2^(n-11) .. 2^(n+26): 10 zero digits
2^(n-12) .. 2^(n+29): 9 zero digits
2^(n-14) .. 2^(n+33): 8 zero digits
2^(n-15) .. 2^(n+36): 7 zero digits
2^(n-17) .. 2^(n+39): 6 zero digits

So we can multiply for example by 2^34 at each step and check for 11
consecutive zeroes, and if we don't find them then there cannot be 18
consecutive zeroes.

We do the calculation in base 10^k. Checking for k+1 or k+2
consecutive zero digits is not trivial, but very fast: If there are k
+1 or k+2 consecutive zero digits, then the highest two or three
digits of some base 10^k number must both be zero. And that happens
only in one in 100 or 1 in 1000 cases.

This works out quite well if we choose k = 9 and n = 34: Do the
calculation in base 10^9. At each step we multiply by 2^34. We look
for sequences with 11 consecutive zeroes; this can only happen if one
of the base 10^9 digits is less than 10^6, which happens only in one
in 1000 cases. When that happens you can check

bool elevenzeroes;
if (number > 99999) elevenzeroes = (next % 100000000 == 0);
else if (number > 9999) elevenzeroes = (next % 10000000 == 0);
else if (number > 999) elevenzeroes = (next % 1000000 == 0);
else if (number > 99) elevenzeroes = (next % 100000 == 0);
else if (number > 9) elevenzeroes = (next % 10000 == 0);
else if (number > 0) elevenzeroes = (next % 1000 == 0);
else elevenzeroes = (previous <= 9999999 || (previous <= 99999999
&& next % 10 == 0) || next % 100 == 0);

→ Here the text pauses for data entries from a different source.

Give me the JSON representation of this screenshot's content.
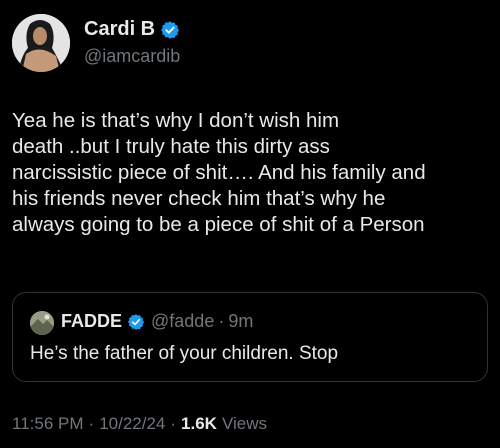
{
  "author": {
    "display_name": "Cardi B",
    "handle": "@iamcardib",
    "verified_icon": "verified-badge-icon"
  },
  "tweet": {
    "lines": [
      "Yea he is that’s why I don’t wish him",
      "death ..but I truly hate this dirty ass",
      "narcissistic piece of shit…. And his family and",
      "his friends never check him that’s why he",
      "always going to be a piece of shit of a Person"
    ]
  },
  "quoted": {
    "display_name": "FADDE",
    "handle": "@fadde",
    "separator": "·",
    "time": "9m",
    "text": "He’s the father of your children. Stop"
  },
  "meta": {
    "time": "11:56 PM",
    "separator": "·",
    "date": "10/22/24",
    "views_count": "1.6K",
    "views_label": "Views"
  },
  "colors": {
    "background": "#000000",
    "text": "#e7e9ea",
    "secondary": "#71767b",
    "verified": "#1d9bf0",
    "border": "#2f3336"
  }
}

This checks for 11 consecutive zeroes, which will be exceedingly rare.
We need to keep part of the previous result around in case you found
11 consecutive zeroes and have to check for 18 digits.